Work order >> For every entry, output the exact wording.

- - - -

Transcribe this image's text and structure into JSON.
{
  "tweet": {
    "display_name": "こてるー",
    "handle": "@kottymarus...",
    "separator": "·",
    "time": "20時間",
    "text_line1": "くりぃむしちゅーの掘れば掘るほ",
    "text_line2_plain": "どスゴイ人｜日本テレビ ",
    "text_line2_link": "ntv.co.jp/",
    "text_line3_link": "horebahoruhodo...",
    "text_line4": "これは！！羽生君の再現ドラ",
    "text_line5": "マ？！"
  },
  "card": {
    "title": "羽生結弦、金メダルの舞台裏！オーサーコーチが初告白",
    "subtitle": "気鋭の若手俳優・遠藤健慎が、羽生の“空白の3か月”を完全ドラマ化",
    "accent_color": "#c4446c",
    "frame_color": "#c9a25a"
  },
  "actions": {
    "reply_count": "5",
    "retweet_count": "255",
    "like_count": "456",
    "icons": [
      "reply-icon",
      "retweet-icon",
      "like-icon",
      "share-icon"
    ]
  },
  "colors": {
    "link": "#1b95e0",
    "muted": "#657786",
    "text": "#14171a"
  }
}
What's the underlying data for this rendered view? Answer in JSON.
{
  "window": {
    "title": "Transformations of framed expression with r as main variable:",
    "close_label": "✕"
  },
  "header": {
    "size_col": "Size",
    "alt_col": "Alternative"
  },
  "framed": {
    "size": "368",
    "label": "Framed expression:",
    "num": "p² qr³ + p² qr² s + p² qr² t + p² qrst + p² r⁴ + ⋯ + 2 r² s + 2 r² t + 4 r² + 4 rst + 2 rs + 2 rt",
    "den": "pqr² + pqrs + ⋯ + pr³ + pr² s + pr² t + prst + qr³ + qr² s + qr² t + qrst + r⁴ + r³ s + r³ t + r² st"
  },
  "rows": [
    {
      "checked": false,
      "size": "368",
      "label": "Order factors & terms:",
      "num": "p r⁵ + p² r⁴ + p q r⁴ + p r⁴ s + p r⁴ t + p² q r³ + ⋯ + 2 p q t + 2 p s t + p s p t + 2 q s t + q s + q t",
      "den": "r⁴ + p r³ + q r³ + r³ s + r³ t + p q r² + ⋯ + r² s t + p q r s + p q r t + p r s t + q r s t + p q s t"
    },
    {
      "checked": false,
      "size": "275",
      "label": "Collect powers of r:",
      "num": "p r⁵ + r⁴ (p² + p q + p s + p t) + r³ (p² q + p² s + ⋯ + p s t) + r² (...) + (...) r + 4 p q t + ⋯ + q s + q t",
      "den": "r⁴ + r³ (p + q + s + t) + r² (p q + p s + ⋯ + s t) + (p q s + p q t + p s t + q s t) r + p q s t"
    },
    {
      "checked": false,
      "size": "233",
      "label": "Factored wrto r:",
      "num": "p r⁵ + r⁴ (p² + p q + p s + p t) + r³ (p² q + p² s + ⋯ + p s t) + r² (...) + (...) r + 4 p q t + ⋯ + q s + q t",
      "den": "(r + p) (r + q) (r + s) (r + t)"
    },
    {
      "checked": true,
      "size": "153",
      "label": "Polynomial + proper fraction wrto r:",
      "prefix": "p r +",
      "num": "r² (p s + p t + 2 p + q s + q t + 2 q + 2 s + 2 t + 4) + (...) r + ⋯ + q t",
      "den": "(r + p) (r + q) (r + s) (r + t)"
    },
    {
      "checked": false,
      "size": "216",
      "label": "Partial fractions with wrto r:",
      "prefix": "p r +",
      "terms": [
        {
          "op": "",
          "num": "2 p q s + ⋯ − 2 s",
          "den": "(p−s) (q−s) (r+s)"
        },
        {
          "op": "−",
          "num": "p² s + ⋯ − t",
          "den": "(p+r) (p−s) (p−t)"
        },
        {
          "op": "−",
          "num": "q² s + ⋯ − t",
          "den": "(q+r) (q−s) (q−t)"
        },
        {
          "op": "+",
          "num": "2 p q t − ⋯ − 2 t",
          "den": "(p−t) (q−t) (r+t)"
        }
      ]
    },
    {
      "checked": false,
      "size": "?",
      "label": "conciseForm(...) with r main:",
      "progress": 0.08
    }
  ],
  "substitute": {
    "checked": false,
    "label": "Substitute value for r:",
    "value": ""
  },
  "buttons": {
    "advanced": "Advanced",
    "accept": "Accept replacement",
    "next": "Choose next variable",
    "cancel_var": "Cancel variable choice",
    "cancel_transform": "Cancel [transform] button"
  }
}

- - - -

Solution to the problem >>
Transcribe this image's text and structure into JSON.
{
  "tweet": {
    "display_name": "こてるー",
    "handle": "@kottymarus...",
    "separator": "·",
    "time": "20時間",
    "text_line1": "くりぃむしちゅーの掘れば掘るほ",
    "text_line2_plain": "どスゴイ人｜日本テレビ ",
    "text_line2_link": "ntv.co.jp/",
    "text_line3_link": "horebahoruhodo...",
    "text_line4": "これは！！羽生君の再現ドラ",
    "text_line5": "マ？！"
  },
  "card": {
    "title": "羽生結弦、金メダルの舞台裏！オーサーコーチが初告白",
    "subtitle": "気鋭の若手俳優・遠藤健慎が、羽生の“空白の3か月”を完全ドラマ化",
    "accent_color": "#c4446c",
    "frame_color": "#c9a25a"
  },
  "actions": {
    "reply_count": "5",
    "retweet_count": "255",
    "like_count": "456",
    "icons": [
      "reply-icon",
      "retweet-icon",
      "like-icon",
      "share-icon"
    ]
  },
  "colors": {
    "link": "#1b95e0",
    "muted": "#657786",
    "text": "#14171a"
  }
}
What's the underlying data for this rendered view? Answer in JSON.
{
  "window": {
    "title": "Transformations of framed expression with r as main variable:",
    "close_label": "✕"
  },
  "header": {
    "size_col": "Size",
    "alt_col": "Alternative"
  },
  "framed": {
    "size": "368",
    "label": "Framed expression:",
    "num": "p² qr³ + p² qr² s + p² qr² t + p² qrst + p² r⁴ + ⋯ + 2 r² s + 2 r² t + 4 r² + 4 rst + 2 rs + 2 rt",
    "den": "pqr² + pqrs + ⋯ + pr³ + pr² s + pr² t + prst + qr³ + qr² s + qr² t + qrst + r⁴ + r³ s + r³ t + r² st"
  },
  "rows": [
    {
      "checked": false,
      "size": "368",
      "label": "Order factors & terms:",
      "num": "p r⁵ + p² r⁴ + p q r⁴ + p r⁴ s + p r⁴ t + p² q r³ + ⋯ + 2 p q t + 2 p s t + p s p t + 2 q s t + q s + q t",
      "den": "r⁴ + p r³ + q r³ + r³ s + r³ t + p q r² + ⋯ + r² s t + p q r s + p q r t + p r s t + q r s t + p q s t"
    },
    {
      "checked": false,
      "size": "275",
      "label": "Collect powers of r:",
      "num": "p r⁵ + r⁴ (p² + p q + p s + p t) + r³ (p² q + p² s + ⋯ + p s t) + r² (...) + (...) r + 4 p q t + ⋯ + q s + q t",
      "den": "r⁴ + r³ (p + q + s + t) + r² (p q + p s + ⋯ + s t) + (p q s + p q t + p s t + q s t) r + p q s t"
    },
    {
      "checked": false,
      "size": "233",
      "label": "Factored wrto r:",
      "num": "p r⁵ + r⁴ (p² + p q + p s + p t) + r³ (p² q + p² s + ⋯ + p s t) + r² (...) + (...) r + 4 p q t + ⋯ + q s + q t",
      "den": "(r + p) (r + q) (r + s) (r + t)"
    },
    {
      "checked": true,
      "size": "153",
      "label": "Polynomial + proper fraction wrto r:",
      "prefix": "p r +",
      "num": "r² (p s + p t + 2 p + q s + q t + 2 q + 2 s + 2 t + 4) + (...) r + ⋯ + q t",
      "den": "(r + p) (r + q) (r + s) (r + t)"
    },
    {
      "checked": false,
      "size": "216",
      "label": "Partial fractions with wrto r:",
      "prefix": "p r +",
      "terms": [
        {
          "op": "",
          "num": "2 p q s + ⋯ − 2 s",
          "den": "(p−s) (q−s) (r+s)"
        },
        {
          "op": "−",
          "num": "p² s + ⋯ − t",
          "den": "(p+r) (p−s) (p−t)"
        },
        {
          "op": "−",
          "num": "q² s + ⋯ − t",
          "den": "(q+r) (q−s) (q−t)"
        },
        {
          "op": "+",
          "num": "2 p q t − ⋯ − 2 t",
          "den": "(p−t) (q−t) (r+t)"
        }
      ]
    },
    {
      "checked": false,
      "size": "?",
      "label": "conciseForm(...) with r main:",
      "progress": 0.08
    }
  ],
  "substitute": {
    "checked": false,
    "label": "Substitute value for r:",
    "value": ""
  },
  "buttons": {
    "advanced": "Advanced",
    "accept": "Accept replacement",
    "next": "Choose next variable",
    "cancel_var": "Cancel variable choice",
    "cancel_transform": "Cancel [transform] button"
  }
}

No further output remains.